In April, we did a survey asking what areas of a compliance program you wanted to learn about most. Overwhelmingly, the top answer was an in-depth class on how to perform risk assessments. Good news! We listened and are currently filming the online course, “Risk Assessments Made Easy.” In this course, you’ll learn:

  • How to properly scope your risk assessment to set you up for success

  • Tips and tricks for document gathering so you don’t miss important information – or get swamped with an impossible number to review

  • How to choose the best interviewees, and how to ask questions effectively to suss out risk

  • A robust methodology that you can apply immediately to produce a strong and defensible assessment

  • Information on creating mitigating strategies and a roadmap for implementation of your recommendations for program improvement

Most importantly, you’ll receive templates to help you every step of the way through your risk assessment. You can use the course to perform single-risk assessments or to review multiple risks facing your program. The course will be out by the end of June. Stay tuned!

Your Step-by-Step Guide to Developing a Risk-Based Due Diligence Process

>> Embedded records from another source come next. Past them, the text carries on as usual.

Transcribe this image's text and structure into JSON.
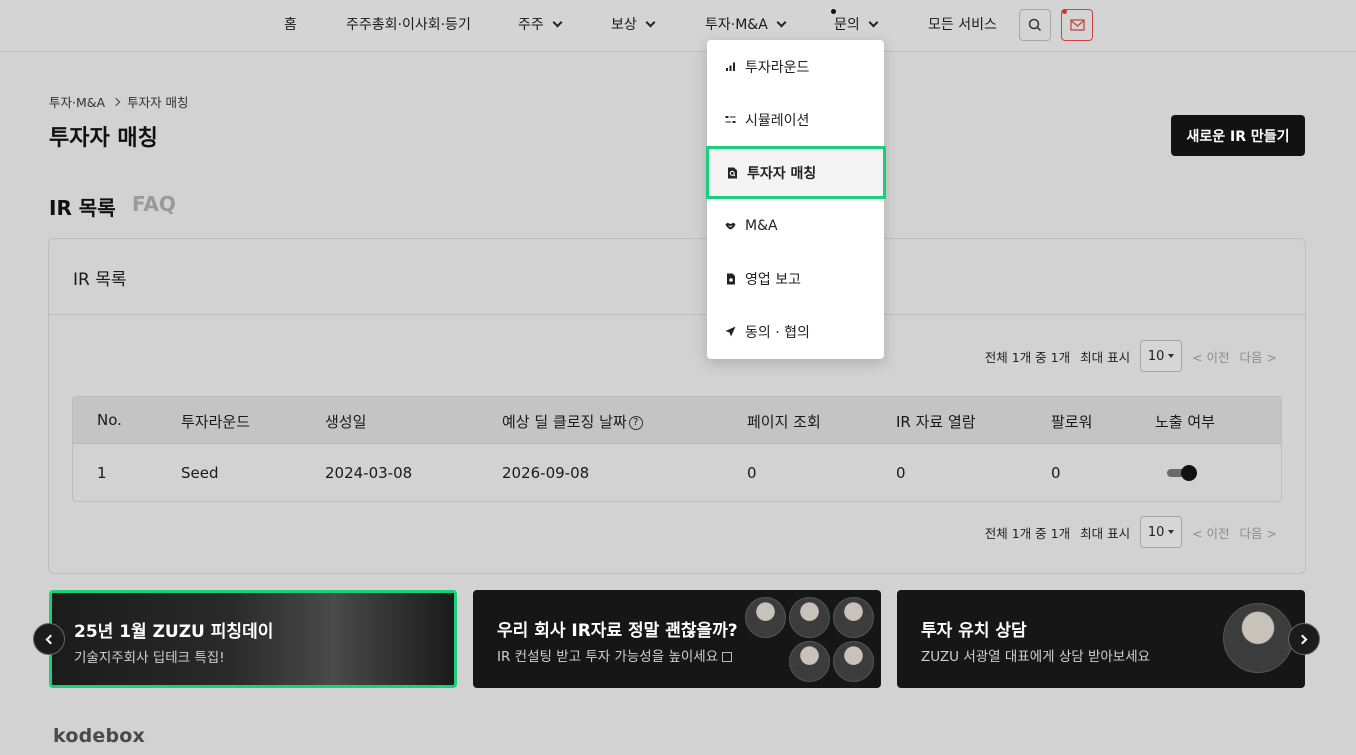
{
  "nav": {
    "items": [
      {
        "label": "홈"
      },
      {
        "label": "주주총회·이사회·등기"
      },
      {
        "label": "주주"
      },
      {
        "label": "보상"
      },
      {
        "label": "투자·M&A"
      },
      {
        "label": "문의"
      },
      {
        "label": "모든 서비스"
      }
    ],
    "search_icon": "search-icon",
    "mail_icon": "mail-icon"
  },
  "breadcrumb": {
    "parent": "투자·M&A",
    "current": "투자자 매칭"
  },
  "page_title": "투자자 매칭",
  "primary_button": "새로운 IR 만들기",
  "tabs": [
    {
      "label": "IR 목록"
    },
    {
      "label": "FAQ"
    }
  ],
  "card": {
    "title": "IR 목록",
    "pagination": {
      "summary": "전체 1개 중 1개",
      "max_label": "최대 표시",
      "page_size": "10",
      "prev": "< 이전",
      "next": "다음 >"
    },
    "table": {
      "columns": [
        "No.",
        "투자라운드",
        "생성일",
        "예상 딜 클로징 날짜",
        "페이지 조회",
        "IR 자료 열람",
        "팔로워",
        "노출 여부"
      ],
      "rows": [
        {
          "no": "1",
          "round": "Seed",
          "created": "2024-03-08",
          "closing": "2026-09-08",
          "views": "0",
          "ir_views": "0",
          "followers": "0",
          "exposed": true
        }
      ]
    }
  },
  "banners": [
    {
      "title": "25년 1월 ZUZU 피칭데이",
      "subtitle": "기술지주회사 딥테크 특집!"
    },
    {
      "title": "우리 회사 IR자료 정말 괜찮을까?",
      "subtitle": "IR 컨설팅 받고 투자 가능성을 높이세요"
    },
    {
      "title": "투자 유치 상담",
      "subtitle": "ZUZU 서광열 대표에게 상담 받아보세요"
    }
  ],
  "footer_logo": "kodebox",
  "dropdown": {
    "items": [
      {
        "label": "투자라운드",
        "icon": "bar-chart-icon"
      },
      {
        "label": "시뮬레이션",
        "icon": "sliders-icon"
      },
      {
        "label": "투자자 매칭",
        "icon": "document-search-icon",
        "active": true
      },
      {
        "label": "M&A",
        "icon": "handshake-icon"
      },
      {
        "label": "영업 보고",
        "icon": "report-icon"
      },
      {
        "label": "동의 · 협의",
        "icon": "send-icon"
      }
    ]
  },
  "colors": {
    "highlight": "#19d07a",
    "primary": "#121212",
    "overlay": "#d2d2d2"
  }
}
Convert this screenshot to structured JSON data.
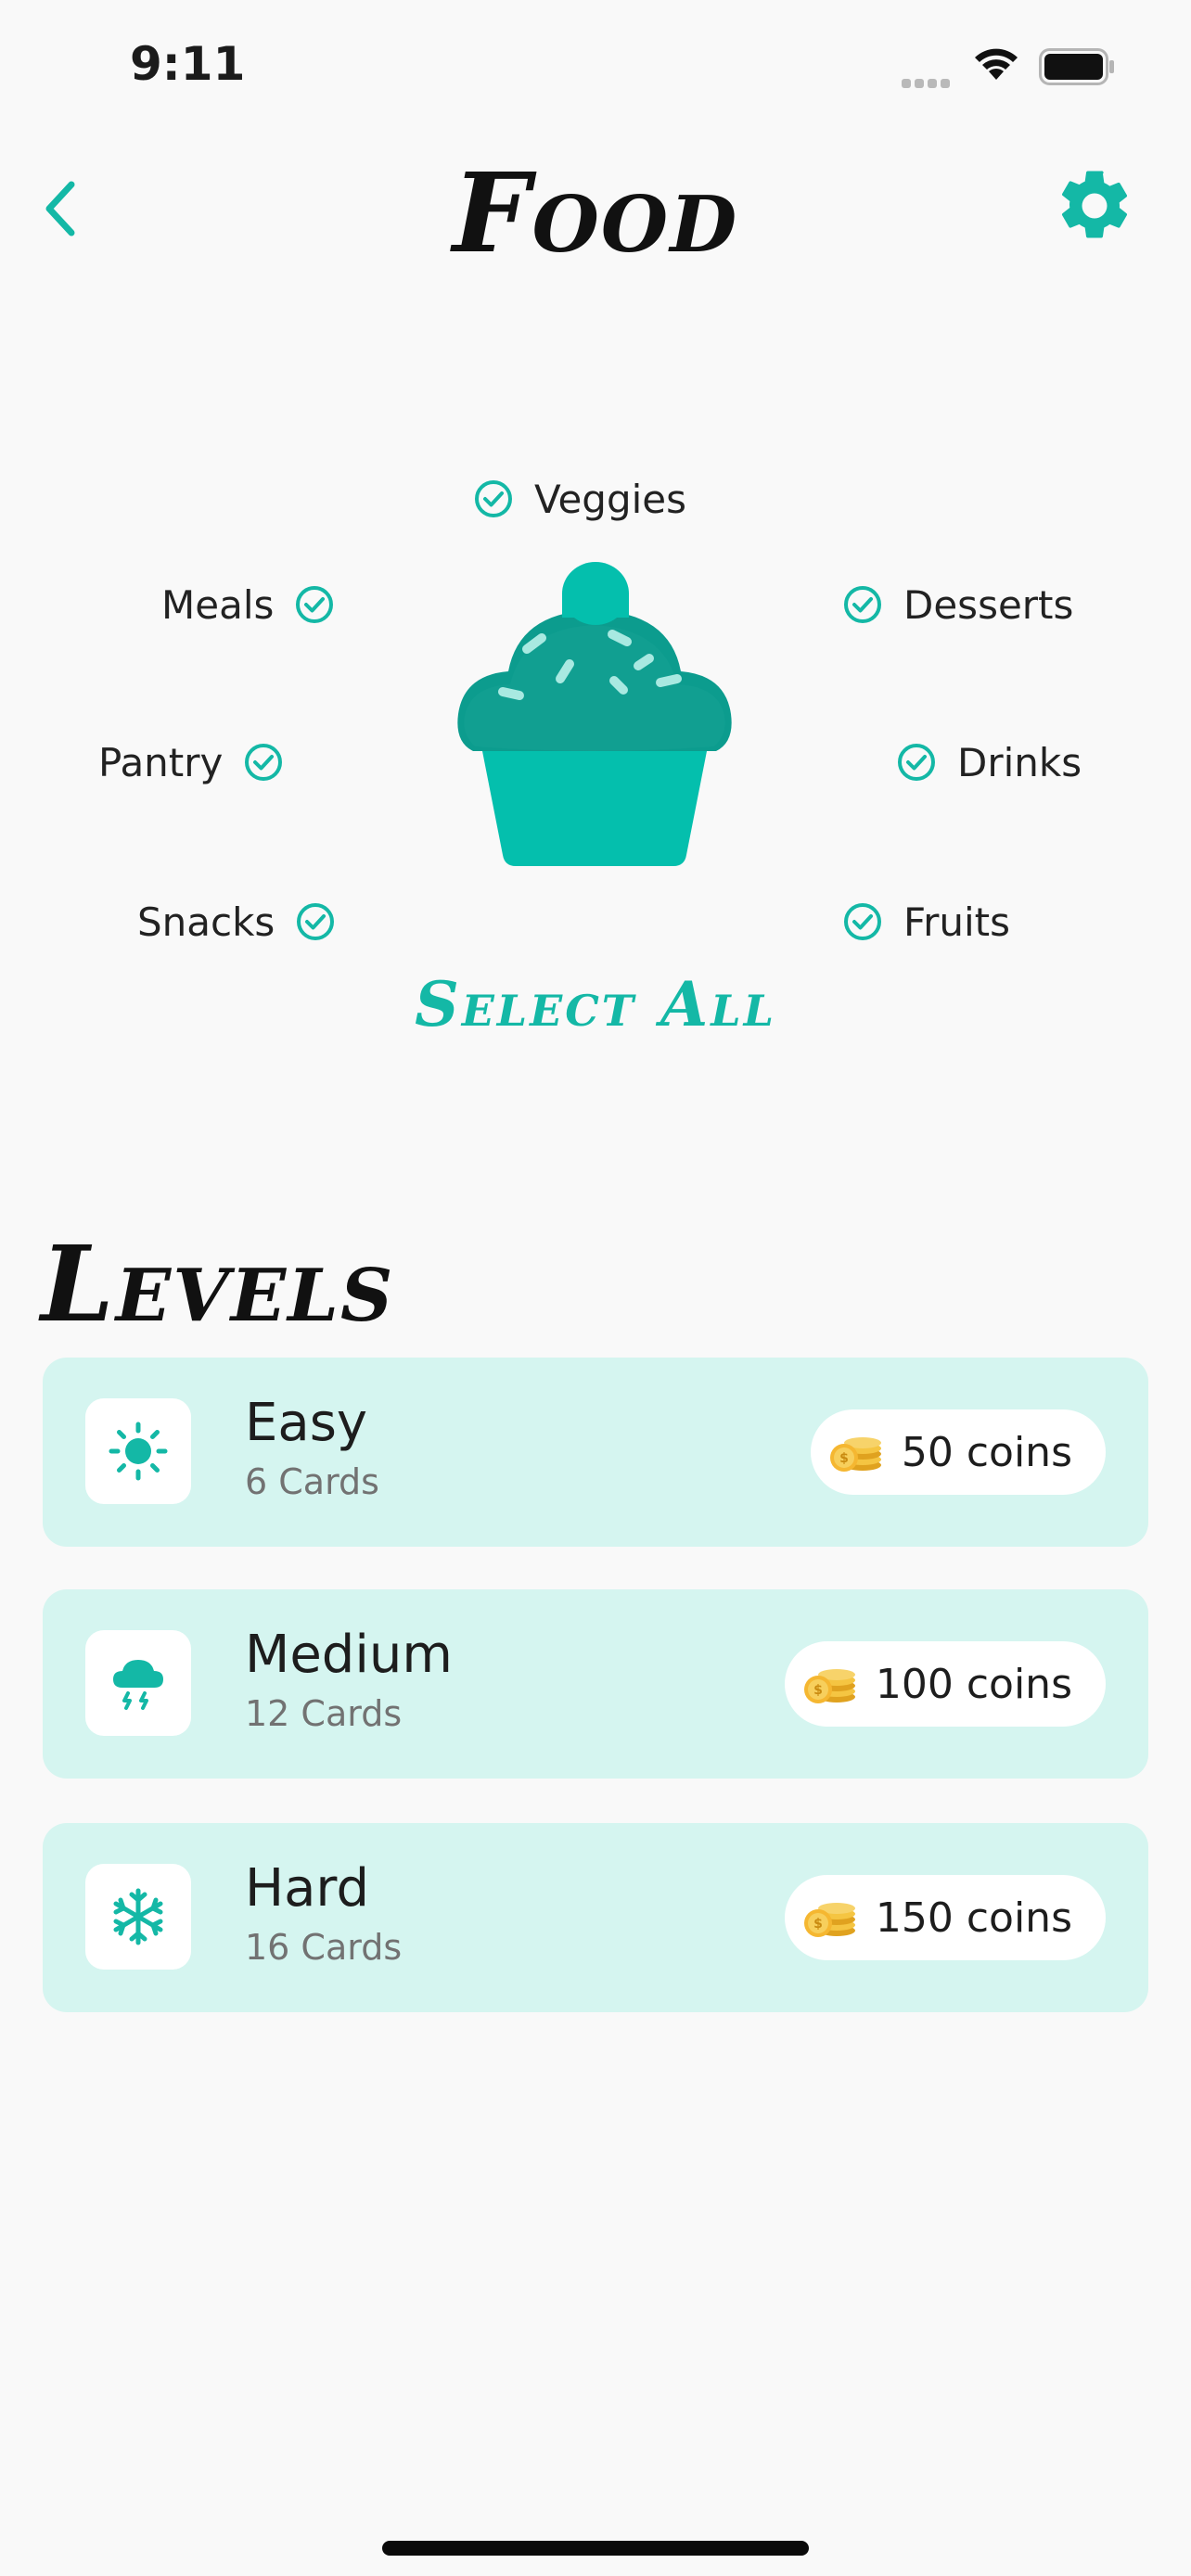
{
  "status_bar": {
    "time": "9:11"
  },
  "header": {
    "title": "Food"
  },
  "categories": [
    {
      "label": "Veggies",
      "checked": true
    },
    {
      "label": "Meals",
      "checked": true
    },
    {
      "label": "Desserts",
      "checked": true
    },
    {
      "label": "Pantry",
      "checked": true
    },
    {
      "label": "Drinks",
      "checked": true
    },
    {
      "label": "Snacks",
      "checked": true
    },
    {
      "label": "Fruits",
      "checked": true
    }
  ],
  "select_all_label": "Select All",
  "levels": {
    "heading": "Levels",
    "items": [
      {
        "name": "Easy",
        "cards": "6 Cards",
        "coins": "50 coins",
        "icon": "sun-icon"
      },
      {
        "name": "Medium",
        "cards": "12 Cards",
        "coins": "100 coins",
        "icon": "storm-cloud-icon"
      },
      {
        "name": "Hard",
        "cards": "16 Cards",
        "coins": "150 coins",
        "icon": "snowflake-icon"
      }
    ]
  },
  "colors": {
    "accent": "#14b8a6",
    "card_background": "#d5f5f0",
    "page_background": "#f9f9f9",
    "coin": "#f5c542"
  }
}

This is a guest post by Ramsey Kazem, East Coast Vice President, Spark Compliance Consulting.  He can be reached at rkazem@sparkcompliance.com.

Last spring, the Department of Justice issued a guidance document, which outlines the specific factors prosecutors consider in evaluating a company’s compliance program and deciding whether to bring charges, negotiating plea agreements, or offering leniency in assessing penalties.  The guidance makes clear that a “well designed compliance program should apply risk-based due diligence to [a company’s] third-party relationships.”  That is, a company must have a process in place to perform an appropriate level of due diligence before engaging a new third-party.  This process must be current, effective, and risk-based.

While the expectation is clear, the process by which a company meets this expectation is not as straightforward.  As with most things in compliance, there is no one-size-fits-all solution to satisfying this standard.  Indeed, a company must develop an approach to third-party due diligence that fits the company’s size, structure, industry, geographical presence, and risk profile.     

So how does a company go-about designing a third-party due diligence process that will meet the expectations described in the DOJ’s guidance document?  In this two-part series, we will share some guidelines and best practices for undertaking this effort.  In this part I of the series, we will discuss how to define the scope of a third-party due diligence program.  In part II, we will explain how to develop a risk-based process to effectively screen the in-scope third-parties for compliance-related risks.

Defining the Scope of a Third-Party Due Diligence Program

The first step in designing a third-party due diligence program is to define the scope of the program…